* _What is required_
Your output should be each line from the material below that has the word "type".

* _Records for processing_
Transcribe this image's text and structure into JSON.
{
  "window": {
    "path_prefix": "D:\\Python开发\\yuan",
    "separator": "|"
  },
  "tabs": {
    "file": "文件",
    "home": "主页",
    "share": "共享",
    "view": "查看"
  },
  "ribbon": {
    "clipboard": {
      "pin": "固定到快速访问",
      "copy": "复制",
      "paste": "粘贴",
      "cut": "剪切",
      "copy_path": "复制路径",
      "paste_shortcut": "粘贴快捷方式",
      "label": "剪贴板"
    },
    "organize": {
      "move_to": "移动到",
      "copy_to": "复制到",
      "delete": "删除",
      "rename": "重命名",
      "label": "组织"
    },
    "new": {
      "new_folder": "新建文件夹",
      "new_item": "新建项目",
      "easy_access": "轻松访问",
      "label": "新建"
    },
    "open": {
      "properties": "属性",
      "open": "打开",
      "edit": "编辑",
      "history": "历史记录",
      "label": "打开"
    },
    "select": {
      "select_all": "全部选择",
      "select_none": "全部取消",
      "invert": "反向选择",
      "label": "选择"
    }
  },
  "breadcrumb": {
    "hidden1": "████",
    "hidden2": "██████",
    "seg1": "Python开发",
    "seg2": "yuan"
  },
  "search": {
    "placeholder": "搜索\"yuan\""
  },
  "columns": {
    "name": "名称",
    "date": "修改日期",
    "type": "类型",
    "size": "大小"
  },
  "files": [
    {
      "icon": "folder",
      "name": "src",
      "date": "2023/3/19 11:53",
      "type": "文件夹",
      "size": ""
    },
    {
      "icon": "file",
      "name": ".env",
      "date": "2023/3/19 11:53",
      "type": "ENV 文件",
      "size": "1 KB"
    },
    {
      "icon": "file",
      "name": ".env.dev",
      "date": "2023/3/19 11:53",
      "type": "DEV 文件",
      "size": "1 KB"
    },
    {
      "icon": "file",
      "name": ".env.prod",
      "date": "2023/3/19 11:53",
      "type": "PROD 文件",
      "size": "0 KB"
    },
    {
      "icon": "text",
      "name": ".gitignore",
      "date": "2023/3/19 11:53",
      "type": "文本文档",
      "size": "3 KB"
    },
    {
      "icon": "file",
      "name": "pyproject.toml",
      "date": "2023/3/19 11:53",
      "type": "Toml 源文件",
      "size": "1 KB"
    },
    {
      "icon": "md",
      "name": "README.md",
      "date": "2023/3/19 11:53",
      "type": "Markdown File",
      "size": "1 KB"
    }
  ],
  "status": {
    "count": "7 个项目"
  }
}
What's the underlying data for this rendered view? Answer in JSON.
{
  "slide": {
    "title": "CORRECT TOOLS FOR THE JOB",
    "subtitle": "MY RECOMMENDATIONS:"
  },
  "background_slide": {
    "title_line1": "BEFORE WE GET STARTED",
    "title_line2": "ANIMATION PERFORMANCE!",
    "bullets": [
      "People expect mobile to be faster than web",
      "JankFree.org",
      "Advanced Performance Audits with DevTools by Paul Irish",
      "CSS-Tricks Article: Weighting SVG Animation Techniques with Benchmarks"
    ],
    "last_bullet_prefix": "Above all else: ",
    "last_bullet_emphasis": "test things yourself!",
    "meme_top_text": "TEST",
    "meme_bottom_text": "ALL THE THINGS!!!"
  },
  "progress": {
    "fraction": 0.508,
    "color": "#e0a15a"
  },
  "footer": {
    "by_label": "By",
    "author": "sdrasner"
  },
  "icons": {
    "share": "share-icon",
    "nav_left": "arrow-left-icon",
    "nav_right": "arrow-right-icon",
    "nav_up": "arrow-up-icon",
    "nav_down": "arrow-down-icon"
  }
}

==

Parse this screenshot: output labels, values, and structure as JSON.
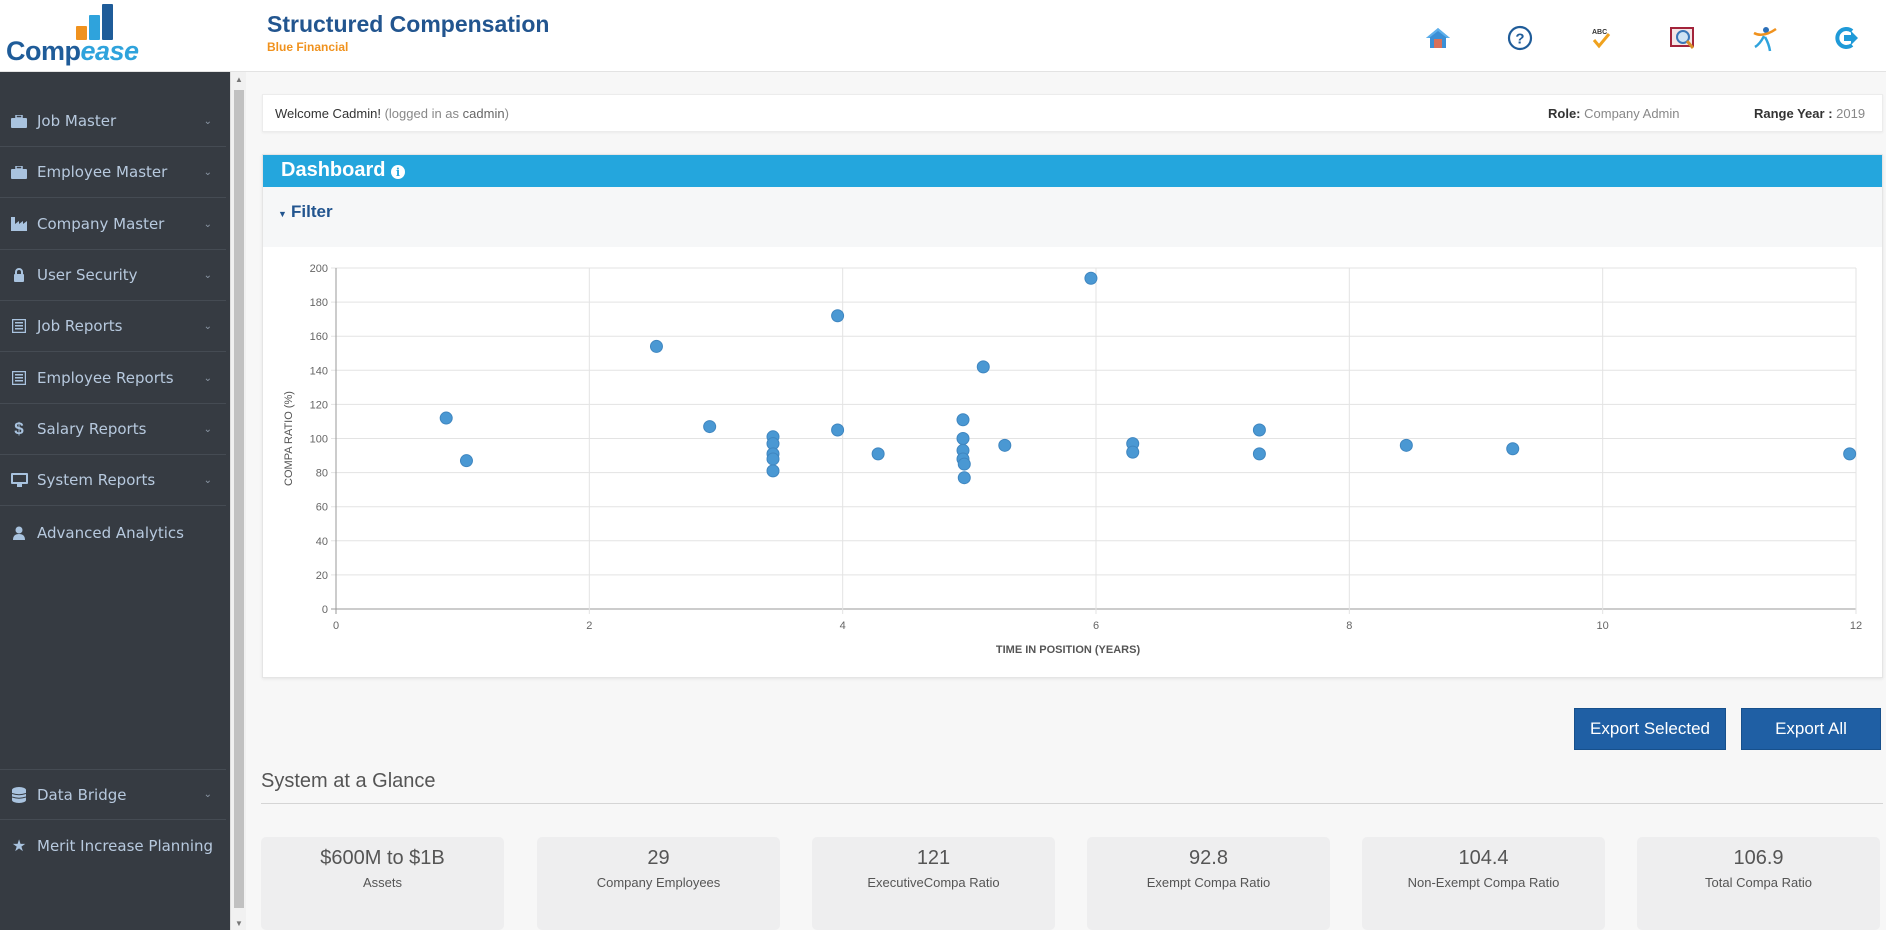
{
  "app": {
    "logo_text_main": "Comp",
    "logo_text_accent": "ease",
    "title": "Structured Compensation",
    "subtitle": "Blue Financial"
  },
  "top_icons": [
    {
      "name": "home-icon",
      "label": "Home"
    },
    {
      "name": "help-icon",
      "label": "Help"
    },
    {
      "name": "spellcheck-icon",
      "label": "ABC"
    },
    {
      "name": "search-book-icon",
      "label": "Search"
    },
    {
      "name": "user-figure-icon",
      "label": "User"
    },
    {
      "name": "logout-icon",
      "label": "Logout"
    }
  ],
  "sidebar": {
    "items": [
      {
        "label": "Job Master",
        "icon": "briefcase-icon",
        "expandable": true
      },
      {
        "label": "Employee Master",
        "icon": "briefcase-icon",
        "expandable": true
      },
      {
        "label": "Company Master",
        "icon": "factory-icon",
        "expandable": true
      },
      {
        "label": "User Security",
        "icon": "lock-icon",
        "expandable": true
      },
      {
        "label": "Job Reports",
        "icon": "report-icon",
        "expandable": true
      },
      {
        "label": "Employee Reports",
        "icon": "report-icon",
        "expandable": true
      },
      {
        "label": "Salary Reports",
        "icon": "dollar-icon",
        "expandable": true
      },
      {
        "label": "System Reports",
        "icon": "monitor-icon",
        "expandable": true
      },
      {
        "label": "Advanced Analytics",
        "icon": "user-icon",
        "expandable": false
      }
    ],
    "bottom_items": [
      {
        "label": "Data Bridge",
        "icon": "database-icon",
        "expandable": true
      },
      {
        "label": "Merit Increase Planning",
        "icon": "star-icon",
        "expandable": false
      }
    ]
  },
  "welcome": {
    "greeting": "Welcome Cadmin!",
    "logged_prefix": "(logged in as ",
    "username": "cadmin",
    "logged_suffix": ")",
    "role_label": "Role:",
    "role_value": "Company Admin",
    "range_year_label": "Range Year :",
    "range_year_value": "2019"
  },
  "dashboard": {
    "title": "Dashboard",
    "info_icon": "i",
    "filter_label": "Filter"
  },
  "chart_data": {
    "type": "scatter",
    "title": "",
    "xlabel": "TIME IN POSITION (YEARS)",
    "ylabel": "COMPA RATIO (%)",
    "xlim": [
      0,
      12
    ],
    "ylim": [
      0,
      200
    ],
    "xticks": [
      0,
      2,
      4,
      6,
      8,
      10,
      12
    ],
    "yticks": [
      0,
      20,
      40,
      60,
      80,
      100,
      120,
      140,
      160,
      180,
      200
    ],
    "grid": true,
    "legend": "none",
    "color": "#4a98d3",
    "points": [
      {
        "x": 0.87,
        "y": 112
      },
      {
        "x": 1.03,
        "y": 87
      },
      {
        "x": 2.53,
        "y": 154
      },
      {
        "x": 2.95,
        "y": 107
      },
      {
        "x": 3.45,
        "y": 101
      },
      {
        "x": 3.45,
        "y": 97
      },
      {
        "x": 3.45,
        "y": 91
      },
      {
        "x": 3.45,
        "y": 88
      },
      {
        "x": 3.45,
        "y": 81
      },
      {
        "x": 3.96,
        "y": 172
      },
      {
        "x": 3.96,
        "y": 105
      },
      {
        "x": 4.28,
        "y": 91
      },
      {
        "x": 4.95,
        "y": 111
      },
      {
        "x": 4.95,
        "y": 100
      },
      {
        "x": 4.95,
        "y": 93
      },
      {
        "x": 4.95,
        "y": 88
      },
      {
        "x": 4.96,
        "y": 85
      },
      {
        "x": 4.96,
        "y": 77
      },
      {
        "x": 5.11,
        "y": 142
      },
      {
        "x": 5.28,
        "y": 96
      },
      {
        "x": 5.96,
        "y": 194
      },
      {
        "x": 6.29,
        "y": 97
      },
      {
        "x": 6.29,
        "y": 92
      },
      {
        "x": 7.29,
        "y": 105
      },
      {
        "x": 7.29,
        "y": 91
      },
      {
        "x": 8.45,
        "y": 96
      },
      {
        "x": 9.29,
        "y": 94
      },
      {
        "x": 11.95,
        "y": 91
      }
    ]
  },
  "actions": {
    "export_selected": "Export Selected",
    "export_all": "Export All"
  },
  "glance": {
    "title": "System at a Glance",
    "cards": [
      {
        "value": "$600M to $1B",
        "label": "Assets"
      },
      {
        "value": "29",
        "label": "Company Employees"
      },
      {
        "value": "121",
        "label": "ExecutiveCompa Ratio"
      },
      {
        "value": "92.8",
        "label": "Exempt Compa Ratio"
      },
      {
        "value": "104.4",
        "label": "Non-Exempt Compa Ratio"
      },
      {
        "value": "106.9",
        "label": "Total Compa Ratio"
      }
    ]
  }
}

* _Output for this exercise_
    "type": "类型",
      "type": "文件夹",
      "type": "ENV 文件",
      "type": "DEV 文件",
      "type": "PROD 文件",
      "type": "文本文档",
      "type": "Toml 源文件",
      "type": "Markdown File",
    "type": "scatter",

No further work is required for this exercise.